Dining hall bug leads to contract suspension


Curtesy of Instagram

The Instagram page Barstool UVM, a direct affiliate of Barstool Sports according to their Instagram bio, posted a video of a cabbage worm with the caption “AYO MAGGOTS!”

Lee Hughes, Assistant News Editor

After videos of bugs in dining hall food circulated on social media, UVM suspended a portion of its food order from a local agricultural nonprofit.

Barstool UVM, affiliate of pop culture blog Barstool Sports, posted an Instagram video of a cabbage worm, which they described as a “maggot,” in a salad Sept. 27. The UVM Dining Instagram account replied that the worm was harmless, and that they shared the information with their local supplier.

Barstool UVM posted a video showing a spider in a salad Oct. 16.

The Intervale, a community farm organization in Burlington, was deemed the probable source of the greens.

Teddy Gamache, Intervale Food Hub manager, questioned the credibility of the video, saying that there’s no evidence that the produce came from the Intervale or that the bug was not brought in for the purpose of making a viral video.

“We were blown away that someone can make an accusation like that,” he said. “It was almost like slander for the UVM Dining team.”

Gamache described Barstool as objectifying women and showcasing alcohol use.

Campus Executive Chef Brandon Williams said that after the first video, UVM paused its order of lettuce from the Intervale.

UVM continues to purchase other produce from the Intervale and may resume ordering the lettuce next year, he said.

Marissa Watson, UVM Dining’s sustainability manager, said that after having initially paused the order for lettuce Sept. 27, it was resumed again until another bug was reported to UVM Dining, leading to the order’s suspension Oct. 11.

Since the Intervale farms are organic, they don’t use pesticides or chlorinated solutions to get rid of bugs, Watson said.

Gamache said that the produce from the Intervale is washed three times before being packaged, but the lack of pesticides may allow some bugs to slip through from time to time.

Williams said that although he understands why people wouldn’t want to have a bug in their food, cabbage worms are harmless if consumed.

If a student finds an issue with their food, they should speak to a staff member rather than take to social media in order to solve the issue most efficiently, he said.

Sophomore Ryn Stanfield said they are less likely to eat from the salad bar following these videos.

Although they do not want to cause any harm to farmers, there should be more measures in place to keep bugs, particularly spiders, out of dining hall food, Stanfield said.

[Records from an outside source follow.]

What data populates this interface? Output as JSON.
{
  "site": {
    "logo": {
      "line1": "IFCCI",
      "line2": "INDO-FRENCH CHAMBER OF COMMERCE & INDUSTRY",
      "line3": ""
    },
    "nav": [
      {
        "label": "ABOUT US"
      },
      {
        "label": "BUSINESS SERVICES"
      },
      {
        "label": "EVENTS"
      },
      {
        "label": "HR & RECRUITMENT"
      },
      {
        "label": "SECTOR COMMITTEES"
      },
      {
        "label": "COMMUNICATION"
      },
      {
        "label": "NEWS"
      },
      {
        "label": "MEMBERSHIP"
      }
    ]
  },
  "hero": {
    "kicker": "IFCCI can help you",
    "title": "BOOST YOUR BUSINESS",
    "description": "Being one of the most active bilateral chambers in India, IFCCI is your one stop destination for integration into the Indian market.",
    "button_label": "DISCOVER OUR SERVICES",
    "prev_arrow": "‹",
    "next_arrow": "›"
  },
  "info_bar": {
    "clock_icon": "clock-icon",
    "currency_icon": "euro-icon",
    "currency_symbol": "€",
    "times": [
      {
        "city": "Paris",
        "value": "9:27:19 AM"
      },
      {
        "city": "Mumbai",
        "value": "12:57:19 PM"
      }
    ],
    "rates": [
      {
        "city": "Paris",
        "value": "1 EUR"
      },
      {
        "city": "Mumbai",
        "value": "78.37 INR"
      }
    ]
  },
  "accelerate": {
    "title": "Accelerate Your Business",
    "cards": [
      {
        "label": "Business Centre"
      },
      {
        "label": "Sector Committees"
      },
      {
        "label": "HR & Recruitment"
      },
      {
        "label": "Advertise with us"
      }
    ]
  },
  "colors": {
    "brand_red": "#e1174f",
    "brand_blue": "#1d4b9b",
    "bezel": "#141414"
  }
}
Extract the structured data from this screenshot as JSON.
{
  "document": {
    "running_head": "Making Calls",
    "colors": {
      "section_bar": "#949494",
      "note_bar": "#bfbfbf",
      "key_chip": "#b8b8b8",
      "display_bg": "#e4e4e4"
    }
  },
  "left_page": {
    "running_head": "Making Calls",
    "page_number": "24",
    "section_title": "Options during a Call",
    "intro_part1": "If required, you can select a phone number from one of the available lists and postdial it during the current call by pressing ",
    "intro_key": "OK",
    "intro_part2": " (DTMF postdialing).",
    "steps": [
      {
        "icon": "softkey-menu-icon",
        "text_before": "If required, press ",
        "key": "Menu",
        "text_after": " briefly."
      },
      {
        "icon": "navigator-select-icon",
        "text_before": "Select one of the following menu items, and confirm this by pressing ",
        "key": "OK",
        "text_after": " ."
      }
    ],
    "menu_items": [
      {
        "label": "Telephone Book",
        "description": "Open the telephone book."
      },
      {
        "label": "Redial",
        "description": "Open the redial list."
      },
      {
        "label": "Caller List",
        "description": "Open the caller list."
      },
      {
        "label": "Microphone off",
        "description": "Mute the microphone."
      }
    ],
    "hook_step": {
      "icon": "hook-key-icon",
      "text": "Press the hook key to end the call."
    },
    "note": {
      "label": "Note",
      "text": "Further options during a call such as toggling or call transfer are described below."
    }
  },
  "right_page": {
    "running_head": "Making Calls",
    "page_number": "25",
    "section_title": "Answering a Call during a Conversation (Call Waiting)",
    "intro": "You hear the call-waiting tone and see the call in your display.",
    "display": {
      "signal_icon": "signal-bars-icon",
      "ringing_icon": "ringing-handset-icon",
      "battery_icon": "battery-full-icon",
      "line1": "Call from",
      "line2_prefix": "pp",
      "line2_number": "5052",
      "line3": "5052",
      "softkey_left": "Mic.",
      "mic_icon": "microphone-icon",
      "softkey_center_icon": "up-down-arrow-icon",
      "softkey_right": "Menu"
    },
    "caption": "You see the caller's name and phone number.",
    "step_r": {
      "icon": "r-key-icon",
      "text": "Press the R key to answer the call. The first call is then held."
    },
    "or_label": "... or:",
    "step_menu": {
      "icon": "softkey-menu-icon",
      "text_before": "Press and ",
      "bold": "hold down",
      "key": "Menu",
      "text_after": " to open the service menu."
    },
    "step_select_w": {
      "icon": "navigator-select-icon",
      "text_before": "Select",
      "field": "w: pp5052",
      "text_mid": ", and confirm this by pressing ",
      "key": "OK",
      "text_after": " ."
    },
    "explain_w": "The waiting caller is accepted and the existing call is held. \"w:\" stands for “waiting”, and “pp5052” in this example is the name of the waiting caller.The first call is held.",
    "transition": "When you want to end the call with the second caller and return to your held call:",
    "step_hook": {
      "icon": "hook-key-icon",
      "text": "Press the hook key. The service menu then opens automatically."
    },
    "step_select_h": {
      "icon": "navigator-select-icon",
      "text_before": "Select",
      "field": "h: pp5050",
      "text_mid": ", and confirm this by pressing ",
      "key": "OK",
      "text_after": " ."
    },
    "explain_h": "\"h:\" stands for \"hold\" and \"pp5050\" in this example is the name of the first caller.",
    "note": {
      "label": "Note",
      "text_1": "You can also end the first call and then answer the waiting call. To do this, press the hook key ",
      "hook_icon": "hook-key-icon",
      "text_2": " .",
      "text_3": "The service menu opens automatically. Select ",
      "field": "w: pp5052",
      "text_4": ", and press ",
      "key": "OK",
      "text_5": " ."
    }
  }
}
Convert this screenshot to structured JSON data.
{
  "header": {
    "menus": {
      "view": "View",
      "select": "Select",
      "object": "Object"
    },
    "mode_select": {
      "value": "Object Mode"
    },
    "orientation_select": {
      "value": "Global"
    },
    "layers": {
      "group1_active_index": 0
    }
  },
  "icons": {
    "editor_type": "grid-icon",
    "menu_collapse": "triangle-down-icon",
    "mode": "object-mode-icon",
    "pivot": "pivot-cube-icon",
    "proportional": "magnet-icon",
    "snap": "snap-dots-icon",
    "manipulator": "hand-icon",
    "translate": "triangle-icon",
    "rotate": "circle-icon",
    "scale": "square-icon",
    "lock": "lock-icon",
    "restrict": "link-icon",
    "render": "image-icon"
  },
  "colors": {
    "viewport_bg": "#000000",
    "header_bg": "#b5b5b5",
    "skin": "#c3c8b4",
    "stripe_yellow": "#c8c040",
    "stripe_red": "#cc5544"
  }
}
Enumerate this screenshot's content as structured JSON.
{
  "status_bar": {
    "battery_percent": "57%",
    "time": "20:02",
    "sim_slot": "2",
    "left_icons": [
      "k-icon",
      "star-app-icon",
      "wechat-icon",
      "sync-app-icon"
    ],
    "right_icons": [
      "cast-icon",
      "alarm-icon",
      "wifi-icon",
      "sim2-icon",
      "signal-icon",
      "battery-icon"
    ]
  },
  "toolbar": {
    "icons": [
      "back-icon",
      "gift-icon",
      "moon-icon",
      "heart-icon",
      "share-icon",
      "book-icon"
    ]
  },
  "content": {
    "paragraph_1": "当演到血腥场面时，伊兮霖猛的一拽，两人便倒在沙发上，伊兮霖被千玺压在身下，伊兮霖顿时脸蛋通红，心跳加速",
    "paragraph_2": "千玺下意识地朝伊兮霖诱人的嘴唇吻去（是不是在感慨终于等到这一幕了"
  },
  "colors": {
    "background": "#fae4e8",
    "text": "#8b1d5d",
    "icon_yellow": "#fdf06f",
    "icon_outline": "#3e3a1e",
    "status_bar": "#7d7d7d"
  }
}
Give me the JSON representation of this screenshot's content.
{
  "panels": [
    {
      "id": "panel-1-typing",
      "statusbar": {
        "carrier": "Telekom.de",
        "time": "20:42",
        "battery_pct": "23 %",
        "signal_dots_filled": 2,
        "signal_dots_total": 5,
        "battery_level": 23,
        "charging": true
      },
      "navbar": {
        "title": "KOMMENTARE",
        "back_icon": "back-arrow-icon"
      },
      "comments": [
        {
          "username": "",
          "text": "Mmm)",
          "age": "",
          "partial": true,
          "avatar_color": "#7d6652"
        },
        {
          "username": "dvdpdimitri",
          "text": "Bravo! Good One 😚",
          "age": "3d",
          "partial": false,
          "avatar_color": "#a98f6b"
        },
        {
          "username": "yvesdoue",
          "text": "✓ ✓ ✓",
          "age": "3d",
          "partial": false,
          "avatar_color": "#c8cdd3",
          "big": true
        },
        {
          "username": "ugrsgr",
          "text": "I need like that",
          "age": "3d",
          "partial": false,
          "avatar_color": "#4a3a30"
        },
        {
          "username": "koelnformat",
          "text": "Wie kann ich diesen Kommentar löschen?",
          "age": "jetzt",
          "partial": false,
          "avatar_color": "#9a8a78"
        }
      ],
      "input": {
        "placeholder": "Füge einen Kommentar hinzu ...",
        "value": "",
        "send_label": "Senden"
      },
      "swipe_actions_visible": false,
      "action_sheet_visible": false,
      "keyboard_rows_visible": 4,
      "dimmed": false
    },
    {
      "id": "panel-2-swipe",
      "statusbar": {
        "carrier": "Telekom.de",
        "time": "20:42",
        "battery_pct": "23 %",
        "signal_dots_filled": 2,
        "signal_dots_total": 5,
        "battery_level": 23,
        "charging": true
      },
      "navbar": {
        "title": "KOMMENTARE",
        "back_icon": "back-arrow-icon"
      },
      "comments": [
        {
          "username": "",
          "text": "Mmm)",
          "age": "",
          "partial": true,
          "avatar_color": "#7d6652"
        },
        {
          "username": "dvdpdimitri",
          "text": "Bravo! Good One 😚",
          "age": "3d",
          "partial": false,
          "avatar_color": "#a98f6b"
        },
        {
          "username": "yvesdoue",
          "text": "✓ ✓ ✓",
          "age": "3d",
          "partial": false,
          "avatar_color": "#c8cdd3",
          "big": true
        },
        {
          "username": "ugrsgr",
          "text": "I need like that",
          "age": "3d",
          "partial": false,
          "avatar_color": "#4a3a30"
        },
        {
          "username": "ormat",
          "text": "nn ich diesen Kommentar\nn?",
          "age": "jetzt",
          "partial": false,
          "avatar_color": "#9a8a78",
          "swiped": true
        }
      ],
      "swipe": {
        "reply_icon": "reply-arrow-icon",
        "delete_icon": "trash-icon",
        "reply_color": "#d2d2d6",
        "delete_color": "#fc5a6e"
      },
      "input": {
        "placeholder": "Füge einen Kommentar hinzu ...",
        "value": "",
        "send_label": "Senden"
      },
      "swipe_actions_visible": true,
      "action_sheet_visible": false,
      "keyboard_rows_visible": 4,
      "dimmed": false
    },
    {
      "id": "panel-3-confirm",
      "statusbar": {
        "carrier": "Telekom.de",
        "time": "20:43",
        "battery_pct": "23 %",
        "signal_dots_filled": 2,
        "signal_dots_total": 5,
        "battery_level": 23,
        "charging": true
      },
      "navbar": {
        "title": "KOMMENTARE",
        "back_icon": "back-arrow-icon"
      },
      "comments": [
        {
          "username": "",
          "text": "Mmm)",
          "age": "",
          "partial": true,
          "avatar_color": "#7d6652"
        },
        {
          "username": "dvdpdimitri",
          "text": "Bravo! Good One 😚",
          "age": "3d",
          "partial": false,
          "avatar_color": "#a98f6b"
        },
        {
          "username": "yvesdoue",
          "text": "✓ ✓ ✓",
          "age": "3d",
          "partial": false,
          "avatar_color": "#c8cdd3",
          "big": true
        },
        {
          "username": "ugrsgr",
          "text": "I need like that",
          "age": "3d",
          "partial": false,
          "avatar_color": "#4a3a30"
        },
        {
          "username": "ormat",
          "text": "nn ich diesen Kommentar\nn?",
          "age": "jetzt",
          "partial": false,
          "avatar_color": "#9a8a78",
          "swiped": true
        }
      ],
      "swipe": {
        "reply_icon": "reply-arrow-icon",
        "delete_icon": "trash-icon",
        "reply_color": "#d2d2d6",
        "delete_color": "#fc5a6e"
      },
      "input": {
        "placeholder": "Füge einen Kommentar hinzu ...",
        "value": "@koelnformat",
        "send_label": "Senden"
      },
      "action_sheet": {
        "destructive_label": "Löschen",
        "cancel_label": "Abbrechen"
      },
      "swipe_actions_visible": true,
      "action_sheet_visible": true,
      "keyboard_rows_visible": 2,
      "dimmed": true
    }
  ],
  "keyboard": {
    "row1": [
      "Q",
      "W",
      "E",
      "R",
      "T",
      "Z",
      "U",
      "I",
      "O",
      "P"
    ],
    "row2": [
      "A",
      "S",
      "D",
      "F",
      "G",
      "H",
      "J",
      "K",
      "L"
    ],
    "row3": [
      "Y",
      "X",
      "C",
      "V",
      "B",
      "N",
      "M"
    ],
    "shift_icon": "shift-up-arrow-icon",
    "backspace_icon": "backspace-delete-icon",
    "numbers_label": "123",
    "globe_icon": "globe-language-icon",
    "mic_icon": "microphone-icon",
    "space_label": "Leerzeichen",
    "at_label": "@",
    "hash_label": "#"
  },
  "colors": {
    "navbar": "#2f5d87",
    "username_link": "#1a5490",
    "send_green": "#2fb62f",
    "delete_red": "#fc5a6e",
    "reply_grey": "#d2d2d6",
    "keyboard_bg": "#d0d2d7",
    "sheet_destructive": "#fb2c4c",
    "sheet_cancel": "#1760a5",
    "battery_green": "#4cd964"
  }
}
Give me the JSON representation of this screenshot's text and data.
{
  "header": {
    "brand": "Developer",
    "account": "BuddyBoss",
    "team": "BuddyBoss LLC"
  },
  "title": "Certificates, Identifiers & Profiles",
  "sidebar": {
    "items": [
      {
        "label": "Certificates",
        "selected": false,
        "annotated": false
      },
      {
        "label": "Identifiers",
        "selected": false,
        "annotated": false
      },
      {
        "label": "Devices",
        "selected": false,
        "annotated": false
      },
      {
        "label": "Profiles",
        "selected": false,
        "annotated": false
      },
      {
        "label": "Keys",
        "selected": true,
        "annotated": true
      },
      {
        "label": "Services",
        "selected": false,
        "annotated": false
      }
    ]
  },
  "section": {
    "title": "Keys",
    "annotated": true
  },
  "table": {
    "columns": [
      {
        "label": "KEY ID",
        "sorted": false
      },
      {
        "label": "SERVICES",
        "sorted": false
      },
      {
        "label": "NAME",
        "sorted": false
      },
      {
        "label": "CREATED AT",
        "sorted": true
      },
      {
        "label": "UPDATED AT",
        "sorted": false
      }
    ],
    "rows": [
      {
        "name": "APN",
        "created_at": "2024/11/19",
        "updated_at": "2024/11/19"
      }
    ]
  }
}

“If it’s a worm, it’s a worm, but a spider is too far,” they said.

Barstool UVM declined to provide non-anonymous comment. Barstool Sports was unable to provide comment before the time of publication.